Image: A protester takes part in the Women’s March on London, as they walk from the American Embassy to Trafalgar Square, in central London, Britain January 21, 2017. The march formed part of a worldwide day of action following the election of Donald Trump to U.S. President.
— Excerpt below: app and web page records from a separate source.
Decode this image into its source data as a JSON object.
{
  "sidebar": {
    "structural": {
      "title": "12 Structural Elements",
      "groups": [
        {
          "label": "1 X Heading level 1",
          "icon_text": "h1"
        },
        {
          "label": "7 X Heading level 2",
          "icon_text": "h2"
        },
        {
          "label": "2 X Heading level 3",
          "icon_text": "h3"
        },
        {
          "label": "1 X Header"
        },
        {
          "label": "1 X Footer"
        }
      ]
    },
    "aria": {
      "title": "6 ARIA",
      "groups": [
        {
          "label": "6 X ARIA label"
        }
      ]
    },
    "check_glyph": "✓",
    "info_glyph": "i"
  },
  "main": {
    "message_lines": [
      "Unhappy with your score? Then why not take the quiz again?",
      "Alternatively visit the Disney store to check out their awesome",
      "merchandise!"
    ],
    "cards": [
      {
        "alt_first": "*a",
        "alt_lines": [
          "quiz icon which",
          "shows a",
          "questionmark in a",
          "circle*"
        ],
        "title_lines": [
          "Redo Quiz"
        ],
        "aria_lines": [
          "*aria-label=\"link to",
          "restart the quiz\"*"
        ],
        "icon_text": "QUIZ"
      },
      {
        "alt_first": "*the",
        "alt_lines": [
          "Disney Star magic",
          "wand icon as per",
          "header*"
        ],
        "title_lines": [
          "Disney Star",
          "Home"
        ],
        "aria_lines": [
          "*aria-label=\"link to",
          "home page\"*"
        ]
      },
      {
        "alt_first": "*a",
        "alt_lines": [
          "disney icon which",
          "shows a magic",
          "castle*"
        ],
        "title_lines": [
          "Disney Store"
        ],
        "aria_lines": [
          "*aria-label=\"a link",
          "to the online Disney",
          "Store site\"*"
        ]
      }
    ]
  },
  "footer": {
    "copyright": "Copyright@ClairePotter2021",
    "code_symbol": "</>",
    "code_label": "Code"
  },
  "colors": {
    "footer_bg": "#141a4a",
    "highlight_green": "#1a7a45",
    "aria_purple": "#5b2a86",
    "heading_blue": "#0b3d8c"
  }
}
REUTERS/Neil Hall
By Stephen Addison and Shadia Nasralla
LONDON/VIENNA (Reuters) – Thousands of women took to the streets of European capitals to join “sister marches” in Asia against newly installed U.S. President Trump ahead of a major rally in Washington expected to draw nearly a quarter of a million people.
Waving banners with slogans like “Special relationship, just say no” and “Nasty women unite,” the demonstrators gathered outside the American embassy in Grosvenor Square before heading to a rally in central Trafalgar Square.
Worldwide some 670 marches were planned, according to the organisers’ website which says more than two million marchers are expected to protest against Trump, who was sworn in as the 45th U.S. president on Friday.
Celebrities including rights activist Bianca Jagger, singer Charlotte Church and actor Ian McKellen expressed their support for the protest on social media.
Several marchers wore pink “pussy” hats, and carried banners with slogans like: “this pussy bites back” after the emergence of a 2005 tape in which Trump spoke of women in a demeaning way sparked widespread outrage.
In Europe, marches also took place in Berlin, Paris, Rome, Vienna, Geneva and Amsterdam.
Around 2,000 people marched in Vienna, according to estimates by the police and organisers, but sub-zero temperatures quickly thinned the crowd to a couple of hundred.
One protester placed a pink knitted hat with cat ears on the golden statue of 19th century composer Johann Strauss, while in Geneva police estimated around 1,000 people, mainly women and children, marched through the Swiss city.
In Africa, hundreds of protesters in Nairobi’s Karura Forest waved placards and sang American protest songs.
Emily MacCartney, a 28-year-old documentary maker with a Texas tattoo on her arm, said she felt the new president did not respect women’s rights or gay rights.
“Within 30 minutes of the inauguration, they had removed LGTBQ rights from the White House website,” she said, using the abbreviation for lesbian, gay, transsexual, bisexual or queer.
Kenyan Muthoni Ngige, 28, said “I’m here because I’m against world leaders being pussy grabbers. I’m here in solidarity with the women of America.”
Many marchers were also irate about the New York real estate developer’s demeaning comments about immigrants and Muslims, and his apparent lack of interest in environmental affairs.
In Sydney, Australia’s biggest city, about 3,000 people – men and women – gathered for a rally in Hyde Park before marching on the U.S. consulate downtown, while organisers said 5,000 people rallied in Melbourne.
“We’re not marching as an anti-Trump movement per se, we’re marching to protest the hate speech, the hateful rhetoric, the misogyny, the bigotry, the xenophobia and we want to present a united voice with women around the globe,” organiser Mindy Freiband told Reuters.
In New Zealand, there were marches in four cities, involving around 2,000 people, Wellington’s march organiser Bette Flagler told Reuters.
Elsewhere in Asia, hundreds of people joined protests in Tokyo, including many American expatriates.
(Reporting by Stephen Addison in London, Harry Pearl and Tom Westbrook in Sydney, Katharine Houreld in Nairobi)
Copyright 2017 Thomson Reuters. Click for Restrictions.